▶ [WORK TASK] Omit the images. Restate all of the records word for word.

'''

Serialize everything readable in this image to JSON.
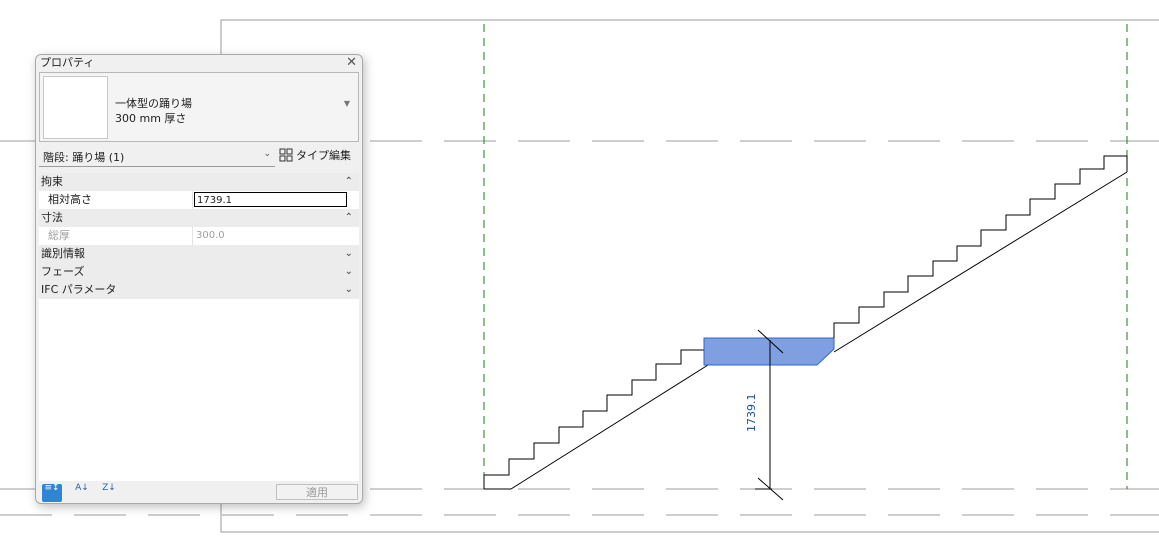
{
  "palette": {
    "title": "プロパティ",
    "close_glyph": "✕",
    "type_selector": {
      "name_line1": "一体型の踊り場",
      "name_line2": "300 mm 厚さ"
    },
    "instance_filter": "階段: 踊り場 (1)",
    "type_edit_label": "タイプ編集",
    "groups": [
      {
        "label": "拘束",
        "expanded": true
      },
      {
        "label": "寸法",
        "expanded": true
      },
      {
        "label": "識別情報",
        "expanded": false
      },
      {
        "label": "フェーズ",
        "expanded": false
      },
      {
        "label": "IFC パラメータ",
        "expanded": false
      }
    ],
    "params": {
      "relative_height": {
        "label": "相対高さ",
        "value": "1739.1"
      },
      "total_thickness": {
        "label": "総厚",
        "value": "300.0"
      }
    },
    "apply_label": "適用",
    "sort_buttons": [
      {
        "icon": "categorized-icon",
        "glyph": "≡↕"
      },
      {
        "icon": "sort-ascending-icon",
        "glyph": "A↓"
      },
      {
        "icon": "sort-descending-icon",
        "glyph": "Z↓"
      }
    ]
  },
  "drawing": {
    "dimension_text": "1739.1",
    "colors": {
      "landing_fill": "#7f9fe0",
      "landing_stroke": "#3366cc",
      "grid_line": "#1f7a1f",
      "dimension_text": "#1a4fa3",
      "level_line": "#9e9e9e"
    }
  }
}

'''

▶ [EXERCISE ANSWER]
Serialize everything readable in this image to JSON.
{
  "palette": {
    "title": "プロパティ",
    "close_glyph": "✕",
    "type_selector": {
      "name_line1": "一体型の踊り場",
      "name_line2": "300 mm 厚さ"
    },
    "instance_filter": "階段: 踊り場 (1)",
    "type_edit_label": "タイプ編集",
    "groups": [
      {
        "label": "拘束",
        "expanded": true
      },
      {
        "label": "寸法",
        "expanded": true
      },
      {
        "label": "識別情報",
        "expanded": false
      },
      {
        "label": "フェーズ",
        "expanded": false
      },
      {
        "label": "IFC パラメータ",
        "expanded": false
      }
    ],
    "params": {
      "relative_height": {
        "label": "相対高さ",
        "value": "1739.1"
      },
      "total_thickness": {
        "label": "総厚",
        "value": "300.0"
      }
    },
    "apply_label": "適用",
    "sort_buttons": [
      {
        "icon": "categorized-icon",
        "glyph": "≡↕"
      },
      {
        "icon": "sort-ascending-icon",
        "glyph": "A↓"
      },
      {
        "icon": "sort-descending-icon",
        "glyph": "Z↓"
      }
    ]
  },
  "drawing": {
    "dimension_text": "1739.1",
    "colors": {
      "landing_fill": "#7f9fe0",
      "landing_stroke": "#3366cc",
      "grid_line": "#1f7a1f",
      "dimension_text": "#1a4fa3",
      "level_line": "#9e9e9e"
    }
  }
}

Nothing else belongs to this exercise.